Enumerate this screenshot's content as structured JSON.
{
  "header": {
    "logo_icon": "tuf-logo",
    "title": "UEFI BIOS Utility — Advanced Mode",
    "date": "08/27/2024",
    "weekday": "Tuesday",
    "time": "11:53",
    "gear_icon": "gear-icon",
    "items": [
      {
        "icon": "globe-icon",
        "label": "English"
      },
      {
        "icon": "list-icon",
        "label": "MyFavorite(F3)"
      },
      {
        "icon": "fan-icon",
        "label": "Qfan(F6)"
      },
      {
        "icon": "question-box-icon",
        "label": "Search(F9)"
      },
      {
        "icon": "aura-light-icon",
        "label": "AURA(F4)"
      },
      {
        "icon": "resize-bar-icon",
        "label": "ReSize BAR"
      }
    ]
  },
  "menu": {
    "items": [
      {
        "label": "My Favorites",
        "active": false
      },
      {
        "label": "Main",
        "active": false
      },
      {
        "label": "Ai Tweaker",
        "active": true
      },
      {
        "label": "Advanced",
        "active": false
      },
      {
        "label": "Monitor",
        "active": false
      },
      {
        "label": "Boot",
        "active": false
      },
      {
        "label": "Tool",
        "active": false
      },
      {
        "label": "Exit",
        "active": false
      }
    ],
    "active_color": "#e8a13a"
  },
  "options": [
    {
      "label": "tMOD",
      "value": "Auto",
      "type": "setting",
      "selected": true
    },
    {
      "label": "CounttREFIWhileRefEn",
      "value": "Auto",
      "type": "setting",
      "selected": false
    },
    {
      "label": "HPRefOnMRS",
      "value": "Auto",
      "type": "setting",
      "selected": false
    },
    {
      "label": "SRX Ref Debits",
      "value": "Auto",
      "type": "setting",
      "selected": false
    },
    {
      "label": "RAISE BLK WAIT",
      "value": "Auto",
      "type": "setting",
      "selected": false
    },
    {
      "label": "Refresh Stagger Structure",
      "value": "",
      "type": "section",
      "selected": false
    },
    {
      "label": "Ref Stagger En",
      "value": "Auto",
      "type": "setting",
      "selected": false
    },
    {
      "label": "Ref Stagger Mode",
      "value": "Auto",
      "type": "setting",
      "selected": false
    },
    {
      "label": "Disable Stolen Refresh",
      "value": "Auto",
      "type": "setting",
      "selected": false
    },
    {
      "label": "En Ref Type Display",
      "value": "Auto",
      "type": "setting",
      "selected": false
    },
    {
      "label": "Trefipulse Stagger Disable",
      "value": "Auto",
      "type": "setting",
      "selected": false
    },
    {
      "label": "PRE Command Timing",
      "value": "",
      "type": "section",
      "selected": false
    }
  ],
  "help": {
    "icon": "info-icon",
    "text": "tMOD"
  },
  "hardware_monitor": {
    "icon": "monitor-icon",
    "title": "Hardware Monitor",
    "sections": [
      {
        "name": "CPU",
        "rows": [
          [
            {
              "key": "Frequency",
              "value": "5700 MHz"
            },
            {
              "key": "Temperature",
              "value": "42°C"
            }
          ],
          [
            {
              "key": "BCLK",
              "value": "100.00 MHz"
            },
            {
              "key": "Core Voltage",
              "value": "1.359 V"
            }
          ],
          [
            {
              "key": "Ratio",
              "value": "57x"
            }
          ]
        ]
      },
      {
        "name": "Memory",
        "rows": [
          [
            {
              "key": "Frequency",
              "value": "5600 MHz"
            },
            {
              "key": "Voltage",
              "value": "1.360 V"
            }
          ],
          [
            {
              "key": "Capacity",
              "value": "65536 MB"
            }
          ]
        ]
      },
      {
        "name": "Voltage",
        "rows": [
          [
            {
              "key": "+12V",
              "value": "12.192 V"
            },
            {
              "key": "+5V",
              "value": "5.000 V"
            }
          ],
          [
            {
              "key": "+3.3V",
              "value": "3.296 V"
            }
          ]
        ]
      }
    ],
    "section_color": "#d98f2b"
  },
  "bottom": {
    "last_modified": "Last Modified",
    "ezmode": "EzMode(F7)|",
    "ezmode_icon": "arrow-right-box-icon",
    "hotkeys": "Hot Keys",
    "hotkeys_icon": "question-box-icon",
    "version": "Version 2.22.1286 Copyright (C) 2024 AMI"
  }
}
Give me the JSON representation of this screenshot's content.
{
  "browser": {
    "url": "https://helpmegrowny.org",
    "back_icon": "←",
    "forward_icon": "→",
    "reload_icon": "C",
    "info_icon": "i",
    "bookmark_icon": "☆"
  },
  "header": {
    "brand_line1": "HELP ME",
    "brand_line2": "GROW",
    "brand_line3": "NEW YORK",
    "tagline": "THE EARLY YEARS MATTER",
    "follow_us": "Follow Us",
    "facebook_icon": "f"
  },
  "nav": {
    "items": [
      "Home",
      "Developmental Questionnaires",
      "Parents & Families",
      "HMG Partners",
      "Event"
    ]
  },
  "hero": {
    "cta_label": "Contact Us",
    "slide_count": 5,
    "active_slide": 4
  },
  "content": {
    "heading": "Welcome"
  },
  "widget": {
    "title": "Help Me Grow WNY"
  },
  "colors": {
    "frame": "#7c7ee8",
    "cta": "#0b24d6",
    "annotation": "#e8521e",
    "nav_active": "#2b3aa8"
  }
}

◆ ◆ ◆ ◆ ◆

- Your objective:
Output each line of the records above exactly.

- Exercise result:
Enumerate this screenshot's content as structured JSON.
{
  "header": {
    "logo_icon": "tuf-logo",
    "title": "UEFI BIOS Utility — Advanced Mode",
    "date": "08/27/2024",
    "weekday": "Tuesday",
    "time": "11:53",
    "gear_icon": "gear-icon",
    "items": [
      {
        "icon": "globe-icon",
        "label": "English"
      },
      {
        "icon": "list-icon",
        "label": "MyFavorite(F3)"
      },
      {
        "icon": "fan-icon",
        "label": "Qfan(F6)"
      },
      {
        "icon": "question-box-icon",
        "label": "Search(F9)"
      },
      {
        "icon": "aura-light-icon",
        "label": "AURA(F4)"
      },
      {
        "icon": "resize-bar-icon",
        "label": "ReSize BAR"
      }
    ]
  },
  "menu": {
    "items": [
      {
        "label": "My Favorites",
        "active": false
      },
      {
        "label": "Main",
        "active": false
      },
      {
        "label": "Ai Tweaker",
        "active": true
      },
      {
        "label": "Advanced",
        "active": false
      },
      {
        "label": "Monitor",
        "active": false
      },
      {
        "label": "Boot",
        "active": false
      },
      {
        "label": "Tool",
        "active": false
      },
      {
        "label": "Exit",
        "active": false
      }
    ],
    "active_color": "#e8a13a"
  },
  "options": [
    {
      "label": "tMOD",
      "value": "Auto",
      "type": "setting",
      "selected": true
    },
    {
      "label": "CounttREFIWhileRefEn",
      "value": "Auto",
      "type": "setting",
      "selected": false
    },
    {
      "label": "HPRefOnMRS",
      "value": "Auto",
      "type": "setting",
      "selected": false
    },
    {
      "label": "SRX Ref Debits",
      "value": "Auto",
      "type": "setting",
      "selected": false
    },
    {
      "label": "RAISE BLK WAIT",
      "value": "Auto",
      "type": "setting",
      "selected": false
    },
    {
      "label": "Refresh Stagger Structure",
      "value": "",
      "type": "section",
      "selected": false
    },
    {
      "label": "Ref Stagger En",
      "value": "Auto",
      "type": "setting",
      "selected": false
    },
    {
      "label": "Ref Stagger Mode",
      "value": "Auto",
      "type": "setting",
      "selected": false
    },
    {
      "label": "Disable Stolen Refresh",
      "value": "Auto",
      "type": "setting",
      "selected": false
    },
    {
      "label": "En Ref Type Display",
      "value": "Auto",
      "type": "setting",
      "selected": false
    },
    {
      "label": "Trefipulse Stagger Disable",
      "value": "Auto",
      "type": "setting",
      "selected": false
    },
    {
      "label": "PRE Command Timing",
      "value": "",
      "type": "section",
      "selected": false
    }
  ],
  "help": {
    "icon": "info-icon",
    "text": "tMOD"
  },
  "hardware_monitor": {
    "icon": "monitor-icon",
    "title": "Hardware Monitor",
    "sections": [
      {
        "name": "CPU",
        "rows": [
          [
            {
              "key": "Frequency",
              "value": "5700 MHz"
            },
            {
              "key": "Temperature",
              "value": "42°C"
            }
          ],
          [
            {
              "key": "BCLK",
              "value": "100.00 MHz"
            },
            {
              "key": "Core Voltage",
              "value": "1.359 V"
            }
          ],
          [
            {
              "key": "Ratio",
              "value": "57x"
            }
          ]
        ]
      },
      {
        "name": "Memory",
        "rows": [
          [
            {
              "key": "Frequency",
              "value": "5600 MHz"
            },
            {
              "key": "Voltage",
              "value": "1.360 V"
            }
          ],
          [
            {
              "key": "Capacity",
              "value": "65536 MB"
            }
          ]
        ]
      },
      {
        "name": "Voltage",
        "rows": [
          [
            {
              "key": "+12V",
              "value": "12.192 V"
            },
            {
              "key": "+5V",
              "value": "5.000 V"
            }
          ],
          [
            {
              "key": "+3.3V",
              "value": "3.296 V"
            }
          ]
        ]
      }
    ],
    "section_color": "#d98f2b"
  },
  "bottom": {
    "last_modified": "Last Modified",
    "ezmode": "EzMode(F7)|",
    "ezmode_icon": "arrow-right-box-icon",
    "hotkeys": "Hot Keys",
    "hotkeys_icon": "question-box-icon",
    "version": "Version 2.22.1286 Copyright (C) 2024 AMI"
  }
}
Give me the JSON representation of this screenshot's content.
{
  "browser": {
    "url": "https://helpmegrowny.org",
    "back_icon": "←",
    "forward_icon": "→",
    "reload_icon": "C",
    "info_icon": "i",
    "bookmark_icon": "☆"
  },
  "header": {
    "brand_line1": "HELP ME",
    "brand_line2": "GROW",
    "brand_line3": "NEW YORK",
    "tagline": "THE EARLY YEARS MATTER",
    "follow_us": "Follow Us",
    "facebook_icon": "f"
  },
  "nav": {
    "items": [
      "Home",
      "Developmental Questionnaires",
      "Parents & Families",
      "HMG Partners",
      "Event"
    ]
  },
  "hero": {
    "cta_label": "Contact Us",
    "slide_count": 5,
    "active_slide": 4
  },
  "content": {
    "heading": "Welcome"
  },
  "widget": {
    "title": "Help Me Grow WNY"
  },
  "colors": {
    "frame": "#7c7ee8",
    "cta": "#0b24d6",
    "annotation": "#e8521e",
    "nav_active": "#2b3aa8"
  }
}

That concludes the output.